In the entries below, how many lines contain the string "handle"? State the number and nothing else.
·····
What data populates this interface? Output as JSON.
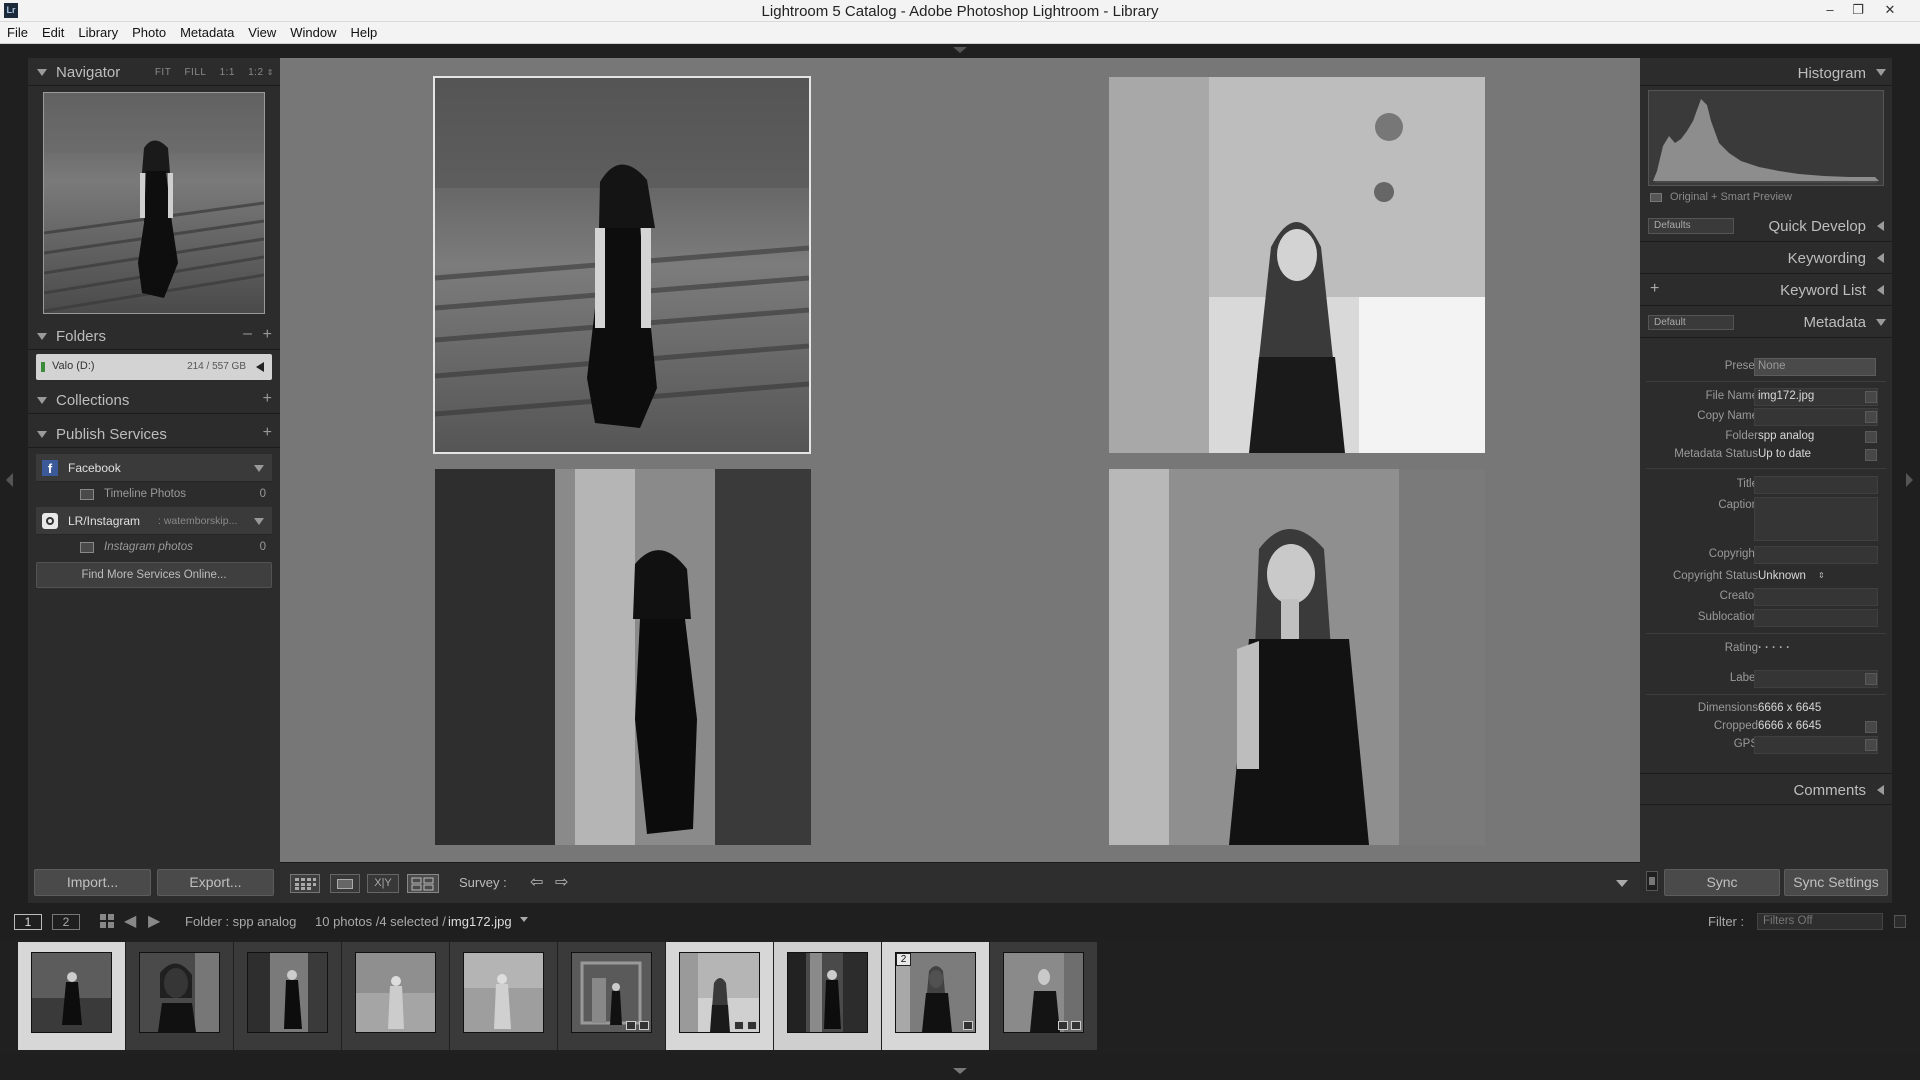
{
  "window": {
    "app_icon": "Lr",
    "title": "Lightroom 5 Catalog - Adobe Photoshop Lightroom - Library",
    "minimize": "–",
    "restore": "❐",
    "close": "✕"
  },
  "menu": [
    "File",
    "Edit",
    "Library",
    "Photo",
    "Metadata",
    "View",
    "Window",
    "Help"
  ],
  "left": {
    "navigator": {
      "title": "Navigator",
      "zoom": [
        "FIT",
        "FILL",
        "1:1",
        "1:2"
      ]
    },
    "folders": {
      "title": "Folders",
      "drive_name": "Valo (D:)",
      "drive_space": "214 / 557 GB",
      "drive_fill": 0.38
    },
    "collections": {
      "title": "Collections"
    },
    "publish": {
      "title": "Publish Services",
      "services": [
        {
          "icon": "facebook-icon",
          "name": "Facebook",
          "account": "",
          "sub": "Timeline Photos",
          "count": "0"
        },
        {
          "icon": "instagram-icon",
          "name": "LR/Instagram",
          "account": ": watemborskip...",
          "sub": "Instagram photos",
          "count": "0"
        }
      ],
      "find_more": "Find More Services Online..."
    },
    "import_label": "Import...",
    "export_label": "Export..."
  },
  "right": {
    "histogram": {
      "title": "Histogram",
      "preview_label": "Original + Smart Preview"
    },
    "quick_develop": {
      "title": "Quick Develop",
      "preset": "Defaults"
    },
    "keywording": {
      "title": "Keywording"
    },
    "keyword_list": {
      "title": "Keyword List"
    },
    "metadata": {
      "title": "Metadata",
      "preset_menu": "Default",
      "preset_label": "Preset",
      "preset_value": "None",
      "fields": {
        "file_name_label": "File Name",
        "file_name": "img172.jpg",
        "copy_name_label": "Copy Name",
        "folder_label": "Folder",
        "folder": "spp analog",
        "metadata_status_label": "Metadata Status",
        "metadata_status": "Up to date",
        "title_label": "Title",
        "caption_label": "Caption",
        "copyright_label": "Copyright",
        "copyright_status_label": "Copyright Status",
        "copyright_status": "Unknown",
        "creator_label": "Creator",
        "sublocation_label": "Sublocation",
        "rating_label": "Rating",
        "rating_value": "·  ·  ·  ·  ·",
        "label_label": "Label",
        "dimensions_label": "Dimensions",
        "dimensions": "6666 x 6645",
        "cropped_label": "Cropped",
        "cropped": "6666 x 6645",
        "gps_label": "GPS"
      }
    },
    "comments": {
      "title": "Comments"
    },
    "sync_label": "Sync",
    "sync_settings_label": "Sync Settings"
  },
  "toolbar": {
    "survey_label": "Survey :"
  },
  "filmstrip": {
    "page1": "1",
    "page2": "2",
    "source": "Folder : spp analog",
    "count": "10 photos /4 selected /",
    "filename": "img172.jpg",
    "filter_label": "Filter :",
    "filter_value": "Filters Off",
    "thumb_badge": "2"
  }
}
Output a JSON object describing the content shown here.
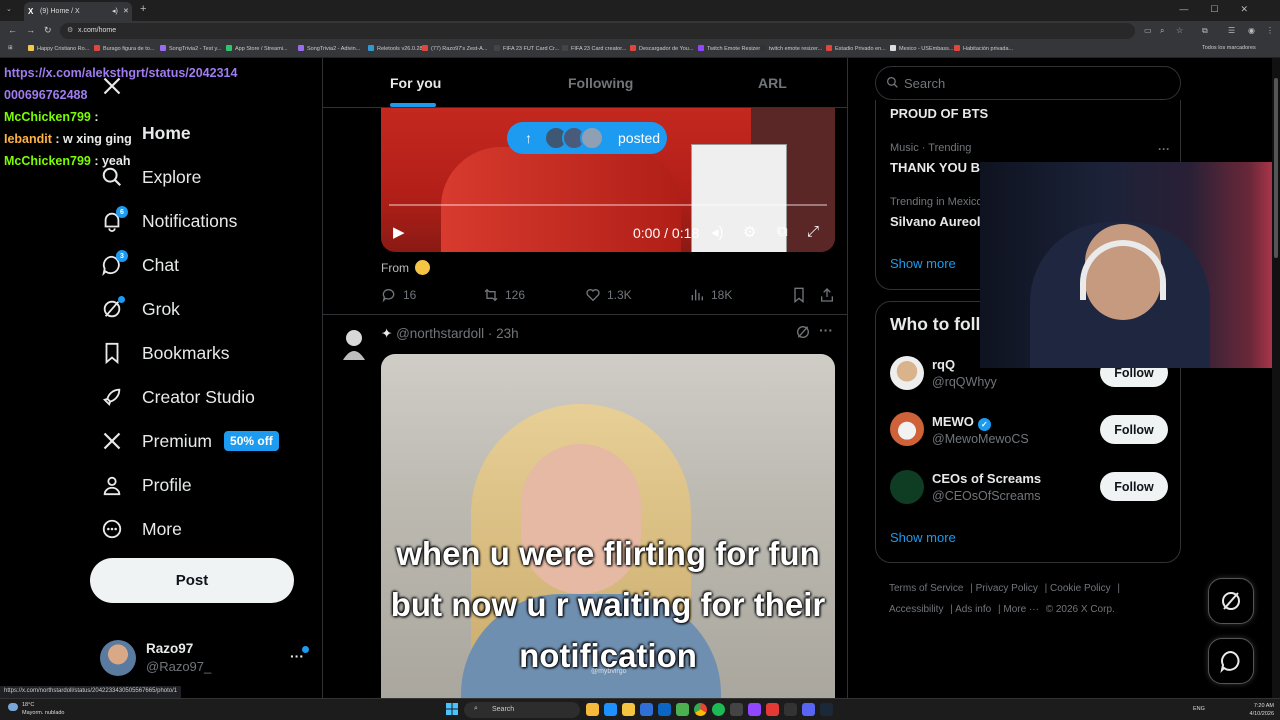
{
  "browser": {
    "tab_title": "(9) Home / X",
    "url": "x.com/home",
    "bookmarks": [
      {
        "label": "Happy Cristiano Ro...",
        "color": "#f2c94c"
      },
      {
        "label": "Burago figura de to...",
        "color": "#e0463b"
      },
      {
        "label": "SongTrivia2 - Test y...",
        "color": "#9b6cf0"
      },
      {
        "label": "App Store / Streami...",
        "color": "#2ec66b"
      },
      {
        "label": "SongTrivia2 - Adivin...",
        "color": "#9b6cf0"
      },
      {
        "label": "Reletools v26.0.28",
        "color": "#39c"
      },
      {
        "label": "(77) Razo97's Zest-A...",
        "color": "#e0463b"
      },
      {
        "label": "FIFA 23 FUT Card Cr...",
        "color": "#444"
      },
      {
        "label": "FIFA 23 Card creator...",
        "color": "#444"
      },
      {
        "label": "Descargador de You...",
        "color": "#e0463b"
      },
      {
        "label": "Twitch Emote Resizer",
        "color": "#9146ff"
      },
      {
        "label": "twitch emote resizer...",
        "color": "#333"
      },
      {
        "label": "Estadio Privado en...",
        "color": "#e0463b"
      },
      {
        "label": "Mexico - USEmbass...",
        "color": "#ddd"
      },
      {
        "label": "Habitación privada...",
        "color": "#e0463b"
      }
    ],
    "all_bookmarks": "Todos los marcadores",
    "status_url": "https://x.com/northstardoll/status/2042233430505567665/photo/1"
  },
  "chat": [
    {
      "user": "",
      "text": "https://x.com/aleksthgrt/status/2042314000696762488",
      "user_color": "#a07cf0",
      "is_url": true
    },
    {
      "user": "McChicken799",
      "text": " : ",
      "user_color": "#7cfc00"
    },
    {
      "user": "Iebandit",
      "text": " : w xing ging",
      "user_color": "#ffb347"
    },
    {
      "user": "McChicken799",
      "text": " : yeah",
      "user_color": "#7cfc00"
    }
  ],
  "nav": {
    "home": "Home",
    "explore": "Explore",
    "notifications": "Notifications",
    "notifications_badge": "6",
    "chat": "Chat",
    "chat_badge": "3",
    "grok": "Grok",
    "bookmarks": "Bookmarks",
    "creator_studio": "Creator Studio",
    "premium": "Premium",
    "premium_promo": "50% off",
    "profile": "Profile",
    "more": "More",
    "post_button": "Post"
  },
  "account": {
    "name": "Razo97",
    "handle": "@Razo97_"
  },
  "timeline": {
    "tabs": [
      "For you",
      "Following",
      "ARL"
    ],
    "posted_pill": "posted",
    "post1": {
      "video_time": "0:00 / 0:18",
      "caption": "From",
      "replies": "16",
      "reposts": "126",
      "likes": "1.3K",
      "views": "18K"
    },
    "post2": {
      "handle": "@northstardoll",
      "time": "23h",
      "meme_text": "when u were flirting for fun but now u r waiting for their notification",
      "watermark": "@mybvirgo"
    }
  },
  "sidebar_right": {
    "search_placeholder": "Search",
    "trends": [
      {
        "meta": "",
        "name": "PROUD OF BTS"
      },
      {
        "meta": "Music · Trending",
        "name": "THANK YOU BTS"
      },
      {
        "meta": "Trending in Mexico",
        "name": "Silvano Aureoles"
      }
    ],
    "show_more": "Show more",
    "who_to_follow_title": "Who to follow",
    "who_to_follow": [
      {
        "name": "rqQ",
        "handle": "@rqQWhyy",
        "verified": false,
        "button": "Follow"
      },
      {
        "name": "MEWO",
        "handle": "@MewoMewoCS",
        "verified": true,
        "button": "Follow"
      },
      {
        "name": "CEOs of Screams",
        "handle": "@CEOsOfScreams",
        "verified": false,
        "button": "Follow"
      }
    ],
    "footer_links": [
      "Terms of Service",
      "Privacy Policy",
      "Cookie Policy",
      "Accessibility",
      "Ads info",
      "More ···",
      "© 2026 X Corp."
    ]
  },
  "taskbar": {
    "weather_temp": "18°C",
    "weather_desc": "Mayorm. nublado",
    "search": "Search",
    "lang": "ENG",
    "time": "7:20 AM",
    "date": "4/10/2026"
  }
}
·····
▸ **Worked solution**: 5